I am a few hours away from being a thirty-nine year old woman. I feel thankful. I am, I think, in one of the loveliest stages of my life. As each day passes I become more and more aware that I have a life that is worth loving from every possible angle. My heart is full and although I question things all of the time – where to go next, what to do now – I feel more at peace than I have in a long while.
This time last year was difficult. I struggled. I was unsure. My health rattled my bones and made me stand up and take notice of how well I was caring for myself. Since then I’ve made a few changes. I’m still in the process of managing things and finding the right balance but I now firmly believe balance is achievable and I hold onto that when I have a day where I feel particularly unsteady. And some days, I do still feel particularly unsteady. I’m human.

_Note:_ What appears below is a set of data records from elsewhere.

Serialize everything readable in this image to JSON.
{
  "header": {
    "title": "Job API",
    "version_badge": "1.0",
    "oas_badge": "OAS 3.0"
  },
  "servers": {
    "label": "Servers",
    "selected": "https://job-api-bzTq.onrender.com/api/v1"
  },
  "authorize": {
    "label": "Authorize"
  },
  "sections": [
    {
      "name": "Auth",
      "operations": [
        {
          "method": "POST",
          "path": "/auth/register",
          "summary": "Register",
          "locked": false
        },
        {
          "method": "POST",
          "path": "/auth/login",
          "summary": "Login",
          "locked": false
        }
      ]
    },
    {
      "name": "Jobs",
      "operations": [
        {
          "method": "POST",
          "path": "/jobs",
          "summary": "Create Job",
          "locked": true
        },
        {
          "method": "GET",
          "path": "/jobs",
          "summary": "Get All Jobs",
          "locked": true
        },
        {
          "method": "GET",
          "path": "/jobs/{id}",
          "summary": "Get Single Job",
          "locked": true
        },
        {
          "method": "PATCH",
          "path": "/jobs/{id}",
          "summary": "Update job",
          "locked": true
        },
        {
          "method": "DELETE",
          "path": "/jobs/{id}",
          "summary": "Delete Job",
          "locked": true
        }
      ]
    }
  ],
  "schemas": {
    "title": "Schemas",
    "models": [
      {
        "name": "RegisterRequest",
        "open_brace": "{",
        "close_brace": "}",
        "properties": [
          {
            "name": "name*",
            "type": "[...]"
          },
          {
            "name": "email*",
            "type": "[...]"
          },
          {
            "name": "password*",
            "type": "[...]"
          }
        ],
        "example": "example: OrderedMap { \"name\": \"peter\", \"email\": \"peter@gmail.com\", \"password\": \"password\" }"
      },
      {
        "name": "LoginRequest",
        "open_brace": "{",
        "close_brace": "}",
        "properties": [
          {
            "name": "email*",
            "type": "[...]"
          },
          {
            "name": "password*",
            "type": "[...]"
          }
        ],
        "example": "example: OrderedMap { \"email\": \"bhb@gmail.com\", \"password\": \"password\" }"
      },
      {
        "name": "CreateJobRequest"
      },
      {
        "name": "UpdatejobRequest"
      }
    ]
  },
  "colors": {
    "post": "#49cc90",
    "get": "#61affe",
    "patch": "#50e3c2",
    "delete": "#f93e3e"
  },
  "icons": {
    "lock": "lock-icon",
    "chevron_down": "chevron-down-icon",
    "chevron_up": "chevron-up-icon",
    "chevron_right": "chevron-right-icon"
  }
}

I’m now married to a man who has made me feel so at ease with who I am that I find myself amazed at how full of promise even the simplest things are. I’ll have dinner with my husband, I’ll call my husband, I’ll take a drive with my husband. I like having those thoughts. I like that I have a friend who I am so in love with that the very idea of spending a few minutes lying side by side with him, talking about our day, beats any other way I could spend my time. Right now he’s in the other room wrapping my birthday gift in pink tissue paper with white polka dots. I know because he came in to the spare room where I’m writing to ask me where I keep all of my wrapping supplies. Hearing him fuss with the tissue as he watches the Eagles game, knowing that he really thought about what to get me and how it would make me feel, makes me smile. That may sound so simple or even a little sugary, cheesy plain Jane la-la land. It’s not though. It’s all of those things but more than that it’s a smile full of satisfaction. It’s attached to this feeling deep down in my gut that is the definition of gratitude and I thank all of the stars that I have it, that I have him and that we’re together.
I think that my entire life has been spent on a wheel. I was always chasing something or focusing on something that I thought was chasing me. Had I been hooked up to a large hotel, my wheel and I could have powered the place for several tourist seasons just by how swiftly and how often I moved my feet. And there is no telling what I could have accomplished had it been hooked to my mind which had a habit of running relentlessly as well. I’m thinking Broadway, every marquee, every show for the past five seasons. Talk about exhausting.
Just recently, I came to realize that without even knowing it, I had stepped down from the wheel. Maybe it was when I wasn’t feeling well and took so much time to rest. I like to think though that it’s the inevitable by-product of someone finally taking charge of his or her life and the freedom that brings. I feel free. And because of that, my life feels much lighter than it ever has.
Today, now, sitting in my pajamas, writing this post, I am happy. I am grateful. I am in love. I am excited about my life. And, because I spent so many years on that wheel, I am toned and conditioned to give things my all. I’m ready to learn and live and to embrace the wonderful things that come my way. I like this stage, where I’m sitting quietly and taking it all in. It’s really an experience to just sit and be happy, it kind of kicks ass in the best possible way.
As thirty-eight ticks by and bids adieu, I’d like to say thank you. I learned a lot. It was a bitch of an age. It was also full of joy and wonder. I took charge, got beat up, found my way, fell down a rabbit hole or two, got married, disagreed with family, found two jobs, made up with family, lost my way, lost my zest, dragged my zest back out and kicked it in its ass, worked my own nerves and drove my patient husband almost crazy. I lived, laughed, cried, panicked, worried, paced, ruminated, pushed, pulled, kicked, screamed, wailed, wrote, wrote and wrote. I championed my own cause and got in my own way. I clawed my way up a mountain and then slid back almost to where it all began under the weight of the nonsense I was carrying. I beat myself up and nursed myself back to health. It was a tremendously difficult, eye-opening, amazing year.
So tonight, as I tuck myself in next to my love I will sit quietly and appreciate the silence. I’ll say thank you for the day. I’ll remind myself to live in the moment and then, I’ll forget about all of that as I wonder how much frosting I’ll be able to consume tomorrow and over the weekend under the guise that I’m celebrating before people realized I have a problem.
Thank you for reading, always.